Task requirements:
Your reply should repeat all records verbatim and contain no images.

Exercise material:
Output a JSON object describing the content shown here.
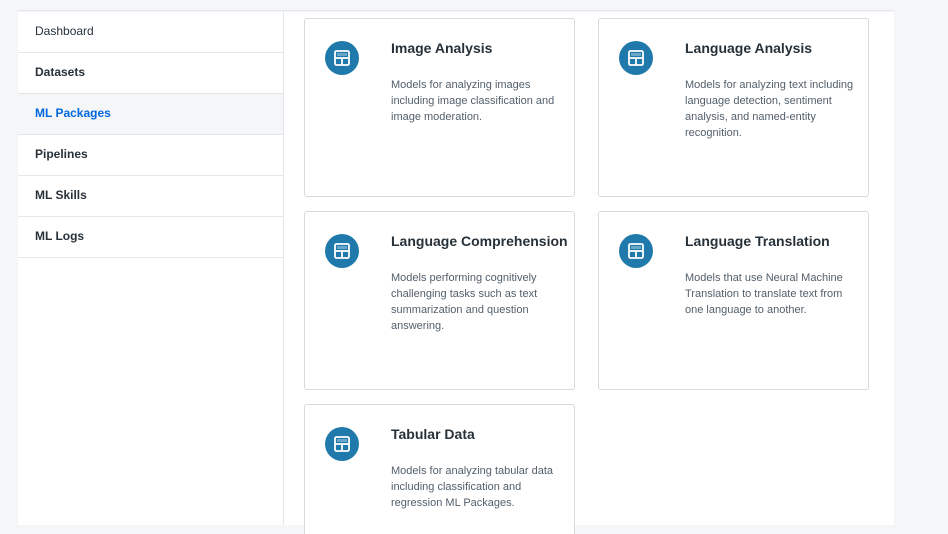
{
  "sidebar": {
    "items": [
      {
        "label": "Dashboard"
      },
      {
        "label": "Datasets"
      },
      {
        "label": "ML Packages"
      },
      {
        "label": "Pipelines"
      },
      {
        "label": "ML Skills"
      },
      {
        "label": "ML Logs"
      }
    ],
    "active_item": "ML Packages"
  },
  "cards": [
    {
      "title": "Image Analysis",
      "description": "Models for analyzing images including image classification and image moderation.",
      "icon": "package-icon"
    },
    {
      "title": "Language Analysis",
      "description": "Models for analyzing text including language detection, sentiment analysis, and named-entity recognition.",
      "icon": "package-icon"
    },
    {
      "title": "Language Comprehension",
      "description": "Models performing cognitively challenging tasks such as text summarization and question answering.",
      "icon": "package-icon"
    },
    {
      "title": "Language Translation",
      "description": "Models that use Neural Machine Translation to translate text from one language to another.",
      "icon": "package-icon"
    },
    {
      "title": "Tabular Data",
      "description": "Models for analyzing tabular data including classification and regression ML Packages.",
      "icon": "package-icon"
    }
  ],
  "colors": {
    "accent": "#0067df",
    "icon_bg": "#1f79aa",
    "border": "#d6dbe0"
  }
}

Exercise solution:
Output a JSON object describing the content shown here.
{
  "sidebar": {
    "items": [
      {
        "label": "Dashboard"
      },
      {
        "label": "Datasets"
      },
      {
        "label": "ML Packages"
      },
      {
        "label": "Pipelines"
      },
      {
        "label": "ML Skills"
      },
      {
        "label": "ML Logs"
      }
    ],
    "active_item": "ML Packages"
  },
  "cards": [
    {
      "title": "Image Analysis",
      "description": "Models for analyzing images including image classification and image moderation.",
      "icon": "package-icon"
    },
    {
      "title": "Language Analysis",
      "description": "Models for analyzing text including language detection, sentiment analysis, and named-entity recognition.",
      "icon": "package-icon"
    },
    {
      "title": "Language Comprehension",
      "description": "Models performing cognitively challenging tasks such as text summarization and question answering.",
      "icon": "package-icon"
    },
    {
      "title": "Language Translation",
      "description": "Models that use Neural Machine Translation to translate text from one language to another.",
      "icon": "package-icon"
    },
    {
      "title": "Tabular Data",
      "description": "Models for analyzing tabular data including classification and regression ML Packages.",
      "icon": "package-icon"
    }
  ],
  "colors": {
    "accent": "#0067df",
    "icon_bg": "#1f79aa",
    "border": "#d6dbe0"
  }
}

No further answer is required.